Look through the entries for the string "peng", and copy each line that holds it.

◆ ◆ ◆ ◆ ◆ ◆ ◆

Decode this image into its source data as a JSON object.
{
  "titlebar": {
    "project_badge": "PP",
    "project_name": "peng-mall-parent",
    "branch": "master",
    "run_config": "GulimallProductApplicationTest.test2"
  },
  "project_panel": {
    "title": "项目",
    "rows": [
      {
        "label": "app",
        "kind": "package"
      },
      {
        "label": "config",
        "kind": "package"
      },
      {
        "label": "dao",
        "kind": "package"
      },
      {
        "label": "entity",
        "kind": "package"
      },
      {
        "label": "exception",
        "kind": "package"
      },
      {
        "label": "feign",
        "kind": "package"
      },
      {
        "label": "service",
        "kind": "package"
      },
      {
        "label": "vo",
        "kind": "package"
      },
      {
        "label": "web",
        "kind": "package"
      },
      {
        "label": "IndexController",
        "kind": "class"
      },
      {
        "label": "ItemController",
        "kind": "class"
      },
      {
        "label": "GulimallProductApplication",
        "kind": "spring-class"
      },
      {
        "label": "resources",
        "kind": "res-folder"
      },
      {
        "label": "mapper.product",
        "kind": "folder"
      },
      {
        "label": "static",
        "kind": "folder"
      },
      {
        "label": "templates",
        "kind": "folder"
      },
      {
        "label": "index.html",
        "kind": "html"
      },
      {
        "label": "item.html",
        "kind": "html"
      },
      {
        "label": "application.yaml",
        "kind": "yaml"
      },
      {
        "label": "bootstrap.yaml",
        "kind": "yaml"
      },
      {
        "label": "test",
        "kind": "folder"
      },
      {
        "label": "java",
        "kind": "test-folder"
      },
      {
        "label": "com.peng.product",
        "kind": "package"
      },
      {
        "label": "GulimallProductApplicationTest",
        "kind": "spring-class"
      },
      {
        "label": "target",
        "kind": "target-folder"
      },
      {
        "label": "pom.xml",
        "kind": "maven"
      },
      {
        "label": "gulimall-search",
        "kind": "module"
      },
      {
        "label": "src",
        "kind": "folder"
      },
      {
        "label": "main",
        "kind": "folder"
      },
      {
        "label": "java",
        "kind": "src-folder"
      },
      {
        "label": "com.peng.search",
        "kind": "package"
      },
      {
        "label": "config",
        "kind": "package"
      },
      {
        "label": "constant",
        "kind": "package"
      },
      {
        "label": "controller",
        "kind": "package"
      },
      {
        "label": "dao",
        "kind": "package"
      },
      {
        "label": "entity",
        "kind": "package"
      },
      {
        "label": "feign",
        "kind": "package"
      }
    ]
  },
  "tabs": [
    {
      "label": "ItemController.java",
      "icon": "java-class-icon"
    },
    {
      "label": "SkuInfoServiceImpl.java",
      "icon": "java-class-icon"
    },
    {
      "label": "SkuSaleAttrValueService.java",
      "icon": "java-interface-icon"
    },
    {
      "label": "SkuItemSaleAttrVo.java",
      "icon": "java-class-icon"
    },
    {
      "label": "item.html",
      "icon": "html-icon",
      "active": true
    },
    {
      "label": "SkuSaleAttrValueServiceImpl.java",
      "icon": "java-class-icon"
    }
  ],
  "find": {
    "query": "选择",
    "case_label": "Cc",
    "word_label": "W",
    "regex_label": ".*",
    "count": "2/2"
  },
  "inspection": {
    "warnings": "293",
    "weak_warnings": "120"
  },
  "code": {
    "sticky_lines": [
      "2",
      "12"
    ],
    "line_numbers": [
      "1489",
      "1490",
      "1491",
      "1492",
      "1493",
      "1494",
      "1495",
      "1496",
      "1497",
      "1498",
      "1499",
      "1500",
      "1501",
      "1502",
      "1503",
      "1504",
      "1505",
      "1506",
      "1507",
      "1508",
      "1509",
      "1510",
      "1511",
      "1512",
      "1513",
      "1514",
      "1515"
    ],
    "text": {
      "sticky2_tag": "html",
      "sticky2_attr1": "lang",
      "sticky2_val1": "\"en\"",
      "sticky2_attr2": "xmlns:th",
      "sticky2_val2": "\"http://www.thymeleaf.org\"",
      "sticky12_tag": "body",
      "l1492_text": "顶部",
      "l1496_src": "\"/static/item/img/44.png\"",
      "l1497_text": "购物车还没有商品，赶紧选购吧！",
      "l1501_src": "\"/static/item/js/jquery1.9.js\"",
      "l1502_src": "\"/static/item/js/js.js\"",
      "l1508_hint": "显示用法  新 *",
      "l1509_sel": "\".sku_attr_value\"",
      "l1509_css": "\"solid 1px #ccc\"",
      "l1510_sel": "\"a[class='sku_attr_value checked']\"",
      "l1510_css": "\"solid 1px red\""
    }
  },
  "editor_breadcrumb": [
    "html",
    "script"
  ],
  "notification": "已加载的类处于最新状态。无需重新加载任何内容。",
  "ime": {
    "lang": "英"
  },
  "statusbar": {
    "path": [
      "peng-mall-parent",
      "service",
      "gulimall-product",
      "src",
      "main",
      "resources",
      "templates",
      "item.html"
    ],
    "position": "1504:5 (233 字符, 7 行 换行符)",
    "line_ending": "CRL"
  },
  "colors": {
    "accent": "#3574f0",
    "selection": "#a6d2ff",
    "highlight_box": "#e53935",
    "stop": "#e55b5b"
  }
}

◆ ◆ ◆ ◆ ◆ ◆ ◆

• _Answer section_
    "project_name": "peng-mall-parent",
        "label": "com.peng.product",
        "label": "com.peng.search",
      "peng-mall-parent",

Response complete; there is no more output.